> _WHAT THIS TASK INVOLVES_
Please set down each line of the data again, unchanged.

> _DATA PROVIDED_
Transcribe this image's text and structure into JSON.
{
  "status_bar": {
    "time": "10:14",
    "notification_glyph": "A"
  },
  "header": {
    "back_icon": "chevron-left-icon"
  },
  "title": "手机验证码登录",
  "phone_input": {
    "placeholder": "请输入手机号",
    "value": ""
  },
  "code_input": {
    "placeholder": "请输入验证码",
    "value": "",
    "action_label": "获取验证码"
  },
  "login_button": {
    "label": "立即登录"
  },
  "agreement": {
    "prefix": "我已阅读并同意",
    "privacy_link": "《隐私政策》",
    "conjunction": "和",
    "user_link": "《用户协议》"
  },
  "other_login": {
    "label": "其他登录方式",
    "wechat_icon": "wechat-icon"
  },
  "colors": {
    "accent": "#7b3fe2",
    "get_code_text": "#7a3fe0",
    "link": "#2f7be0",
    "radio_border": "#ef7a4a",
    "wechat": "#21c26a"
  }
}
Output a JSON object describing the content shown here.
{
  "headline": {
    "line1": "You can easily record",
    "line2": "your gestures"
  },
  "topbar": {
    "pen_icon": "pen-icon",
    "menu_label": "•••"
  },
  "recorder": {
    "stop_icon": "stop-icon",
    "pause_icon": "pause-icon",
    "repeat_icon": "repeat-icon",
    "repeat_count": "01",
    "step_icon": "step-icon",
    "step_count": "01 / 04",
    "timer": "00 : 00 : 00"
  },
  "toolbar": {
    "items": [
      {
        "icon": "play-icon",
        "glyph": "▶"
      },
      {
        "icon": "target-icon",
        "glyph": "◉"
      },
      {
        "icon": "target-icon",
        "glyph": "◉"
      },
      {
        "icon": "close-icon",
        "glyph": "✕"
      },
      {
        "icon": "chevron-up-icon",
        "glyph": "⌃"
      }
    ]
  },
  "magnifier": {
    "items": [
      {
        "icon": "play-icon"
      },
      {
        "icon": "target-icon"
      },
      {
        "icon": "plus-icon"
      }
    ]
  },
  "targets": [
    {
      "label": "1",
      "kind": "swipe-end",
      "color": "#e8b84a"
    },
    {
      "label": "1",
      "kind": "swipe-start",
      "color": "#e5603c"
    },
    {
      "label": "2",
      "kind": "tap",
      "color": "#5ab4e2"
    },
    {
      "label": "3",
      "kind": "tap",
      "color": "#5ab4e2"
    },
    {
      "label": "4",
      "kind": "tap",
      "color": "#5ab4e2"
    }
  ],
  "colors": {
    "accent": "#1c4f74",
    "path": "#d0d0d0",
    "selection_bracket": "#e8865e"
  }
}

> _RESULT BELOW_
Transcribe this image's text and structure into JSON.
{
  "status_bar": {
    "time": "10:14",
    "notification_glyph": "A"
  },
  "header": {
    "back_icon": "chevron-left-icon"
  },
  "title": "手机验证码登录",
  "phone_input": {
    "placeholder": "请输入手机号",
    "value": ""
  },
  "code_input": {
    "placeholder": "请输入验证码",
    "value": "",
    "action_label": "获取验证码"
  },
  "login_button": {
    "label": "立即登录"
  },
  "agreement": {
    "prefix": "我已阅读并同意",
    "privacy_link": "《隐私政策》",
    "conjunction": "和",
    "user_link": "《用户协议》"
  },
  "other_login": {
    "label": "其他登录方式",
    "wechat_icon": "wechat-icon"
  },
  "colors": {
    "accent": "#7b3fe2",
    "get_code_text": "#7a3fe0",
    "link": "#2f7be0",
    "radio_border": "#ef7a4a",
    "wechat": "#21c26a"
  }
}
Output a JSON object describing the content shown here.
{
  "headline": {
    "line1": "You can easily record",
    "line2": "your gestures"
  },
  "topbar": {
    "pen_icon": "pen-icon",
    "menu_label": "•••"
  },
  "recorder": {
    "stop_icon": "stop-icon",
    "pause_icon": "pause-icon",
    "repeat_icon": "repeat-icon",
    "repeat_count": "01",
    "step_icon": "step-icon",
    "step_count": "01 / 04",
    "timer": "00 : 00 : 00"
  },
  "toolbar": {
    "items": [
      {
        "icon": "play-icon",
        "glyph": "▶"
      },
      {
        "icon": "target-icon",
        "glyph": "◉"
      },
      {
        "icon": "target-icon",
        "glyph": "◉"
      },
      {
        "icon": "close-icon",
        "glyph": "✕"
      },
      {
        "icon": "chevron-up-icon",
        "glyph": "⌃"
      }
    ]
  },
  "magnifier": {
    "items": [
      {
        "icon": "play-icon"
      },
      {
        "icon": "target-icon"
      },
      {
        "icon": "plus-icon"
      }
    ]
  },
  "targets": [
    {
      "label": "1",
      "kind": "swipe-end",
      "color": "#e8b84a"
    },
    {
      "label": "1",
      "kind": "swipe-start",
      "color": "#e5603c"
    },
    {
      "label": "2",
      "kind": "tap",
      "color": "#5ab4e2"
    },
    {
      "label": "3",
      "kind": "tap",
      "color": "#5ab4e2"
    },
    {
      "label": "4",
      "kind": "tap",
      "color": "#5ab4e2"
    }
  ],
  "colors": {
    "accent": "#1c4f74",
    "path": "#d0d0d0",
    "selection_bracket": "#e8865e"
  }
}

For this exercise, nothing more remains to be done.